The perfect solution. These things are amazing to just unscrew and swipe across the back of my hands when they’re a little dry. No greasy palm aaaaaand it’s airtight. (Don’t get me wrong though, I still love the bars. They are so perfect for after bath and for anytime you’d wanna massage the lotion in.)
I made a couple batches of lotion sticks for Christmas gifts (juniper berry & lemon, orange & rosemary) and they were a huge hit.
I also gave one to my friend at her baby shower. Intentions were for little baby Lincoln’s sensitive skin, but she loved using it on her belly. One of the Christmas lotion sticks ended up in the refrigerator and also used on stretching pregnancy belly. She said the coolness felt really soothing. Hmmph!
Turns out there are a lot of uses for lotion sticks. What do you use them for?
Haven’t tried one? Purchase here.
Start your spring cleaning off right! Kick those toxic cleaners to the curb and clean your home with safe and natural cleaners!
Most of those “green” products found in stores are packed with dyes, fragrances, and carcinogens that are harmful to our bodies and the environment.
At this workshop, learn how to clean your house top to bottom by using just a few common natural ingredients.
Join us to create your own organic cleaning kit with everything you’ll need to clean your entire home safely and naturally. As we compile the cleaning kit, we will talk about each ingredient and some of it’s best cleaning uses. You’ll create a cute caddy of organic cleaning products to use at home, customized by you from a variety of essential oils.
Space is limited to 6 people. Register online here.
I had planned on writing a review of this book when I started reading it after Christmas (I also gave one to my MIL and SIL). This book seemed to be all the rage and, as a professional organizer, I just had to see what all the fuss was about.
It’s a fast, easy read. She gets a little bit “out there” when she talks about items having feelings and preferences, but if you don’t take it too literal, she paints a good picture of what kind of vibe that’s projected by a bunch of stuff balled up and crammed in places.
The main point that I took away from her book (also happens to be the method that I use with my clients) is to physically hold and feel every single item you are organizing. Not only does putting in the hard work of organizing give you an ownership in keeping your place organized, it’s also cathartic to hold items that you haven’t seen for a while to really determine if they are needed in your life. She says that if it doesn’t spark joy than it’s time to say goodbye.
Like Marie, I’m also a big supporter of sorting items by category and not by room. I always get all like-items together in one place. That way you can really see what all you’re working with and you don’t have to keep redundant items.
I also loved her bit about not passing off your unwanted junk to your friends and family. It’s a big one that I don’t think a lot of people think about.

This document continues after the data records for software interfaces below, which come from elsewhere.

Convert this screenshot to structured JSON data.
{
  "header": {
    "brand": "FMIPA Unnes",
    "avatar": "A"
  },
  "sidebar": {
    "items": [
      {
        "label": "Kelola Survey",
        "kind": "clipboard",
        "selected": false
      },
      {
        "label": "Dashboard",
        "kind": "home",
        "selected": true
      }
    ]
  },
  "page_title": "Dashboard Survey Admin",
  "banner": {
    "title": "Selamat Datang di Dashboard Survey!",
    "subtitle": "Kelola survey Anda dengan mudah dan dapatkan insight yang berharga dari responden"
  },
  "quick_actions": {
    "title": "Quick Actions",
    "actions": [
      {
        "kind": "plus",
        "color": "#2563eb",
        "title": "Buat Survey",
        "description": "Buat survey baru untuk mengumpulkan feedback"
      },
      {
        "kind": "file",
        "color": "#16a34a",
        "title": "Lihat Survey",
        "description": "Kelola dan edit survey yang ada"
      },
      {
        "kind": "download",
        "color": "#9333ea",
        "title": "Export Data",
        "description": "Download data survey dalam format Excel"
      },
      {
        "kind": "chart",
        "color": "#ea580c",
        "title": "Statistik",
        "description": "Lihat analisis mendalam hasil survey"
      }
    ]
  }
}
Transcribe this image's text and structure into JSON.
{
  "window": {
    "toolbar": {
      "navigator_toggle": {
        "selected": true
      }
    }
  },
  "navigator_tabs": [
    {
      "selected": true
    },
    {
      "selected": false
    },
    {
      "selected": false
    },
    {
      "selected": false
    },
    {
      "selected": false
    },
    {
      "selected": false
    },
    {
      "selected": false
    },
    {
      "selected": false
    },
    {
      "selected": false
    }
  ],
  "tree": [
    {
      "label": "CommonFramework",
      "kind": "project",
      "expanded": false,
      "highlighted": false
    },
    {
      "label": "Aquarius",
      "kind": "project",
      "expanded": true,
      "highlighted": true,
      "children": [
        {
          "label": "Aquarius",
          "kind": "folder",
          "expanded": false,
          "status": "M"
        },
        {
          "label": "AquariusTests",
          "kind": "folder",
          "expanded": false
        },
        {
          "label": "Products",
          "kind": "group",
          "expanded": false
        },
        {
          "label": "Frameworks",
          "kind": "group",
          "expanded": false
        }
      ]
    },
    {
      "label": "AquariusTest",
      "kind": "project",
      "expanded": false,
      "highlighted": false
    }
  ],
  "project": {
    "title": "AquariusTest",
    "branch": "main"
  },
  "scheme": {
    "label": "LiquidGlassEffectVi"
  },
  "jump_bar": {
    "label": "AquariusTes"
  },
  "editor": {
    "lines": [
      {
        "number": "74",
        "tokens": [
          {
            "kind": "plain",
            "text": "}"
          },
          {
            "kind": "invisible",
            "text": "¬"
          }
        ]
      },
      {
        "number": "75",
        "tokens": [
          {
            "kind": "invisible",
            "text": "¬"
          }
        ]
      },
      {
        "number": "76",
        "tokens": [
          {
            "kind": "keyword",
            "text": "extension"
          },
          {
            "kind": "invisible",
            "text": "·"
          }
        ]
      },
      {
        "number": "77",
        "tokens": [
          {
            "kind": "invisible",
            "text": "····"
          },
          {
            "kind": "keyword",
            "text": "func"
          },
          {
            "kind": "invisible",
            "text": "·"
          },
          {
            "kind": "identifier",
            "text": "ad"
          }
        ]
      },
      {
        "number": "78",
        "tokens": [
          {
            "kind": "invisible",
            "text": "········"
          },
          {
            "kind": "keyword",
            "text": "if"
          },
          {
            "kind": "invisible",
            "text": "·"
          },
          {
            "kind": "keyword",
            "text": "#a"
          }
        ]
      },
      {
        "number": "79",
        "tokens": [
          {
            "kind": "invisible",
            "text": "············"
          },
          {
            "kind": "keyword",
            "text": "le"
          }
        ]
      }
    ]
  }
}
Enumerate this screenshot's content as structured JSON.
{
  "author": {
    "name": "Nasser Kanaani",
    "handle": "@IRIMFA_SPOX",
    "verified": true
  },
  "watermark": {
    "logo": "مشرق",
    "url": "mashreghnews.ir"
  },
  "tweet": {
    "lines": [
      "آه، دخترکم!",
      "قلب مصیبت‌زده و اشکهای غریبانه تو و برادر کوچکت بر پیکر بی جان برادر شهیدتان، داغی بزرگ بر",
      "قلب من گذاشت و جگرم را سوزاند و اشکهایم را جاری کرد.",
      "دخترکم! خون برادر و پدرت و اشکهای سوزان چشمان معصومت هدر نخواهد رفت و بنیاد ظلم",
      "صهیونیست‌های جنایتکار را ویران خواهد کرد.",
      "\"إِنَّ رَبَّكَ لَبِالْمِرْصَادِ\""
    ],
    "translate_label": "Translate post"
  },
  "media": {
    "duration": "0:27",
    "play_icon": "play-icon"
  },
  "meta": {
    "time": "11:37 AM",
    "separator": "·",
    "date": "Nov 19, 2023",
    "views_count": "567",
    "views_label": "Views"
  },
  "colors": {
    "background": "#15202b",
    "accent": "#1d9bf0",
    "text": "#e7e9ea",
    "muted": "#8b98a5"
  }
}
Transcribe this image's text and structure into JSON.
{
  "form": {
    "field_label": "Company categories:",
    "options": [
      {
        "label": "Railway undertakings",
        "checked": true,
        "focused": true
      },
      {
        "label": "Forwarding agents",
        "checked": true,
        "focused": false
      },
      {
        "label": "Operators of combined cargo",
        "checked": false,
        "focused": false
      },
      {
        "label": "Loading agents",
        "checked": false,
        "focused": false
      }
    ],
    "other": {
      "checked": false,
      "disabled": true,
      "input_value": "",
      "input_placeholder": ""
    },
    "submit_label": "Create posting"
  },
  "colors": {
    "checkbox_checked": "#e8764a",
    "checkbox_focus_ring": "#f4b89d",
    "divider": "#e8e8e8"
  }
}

Overall, it’s a quick, light read. I don’t think it’s the absolute best book EVER, but I would definitely recommend it to anyone who is interested in learning about organizing and looking for somewhere to start!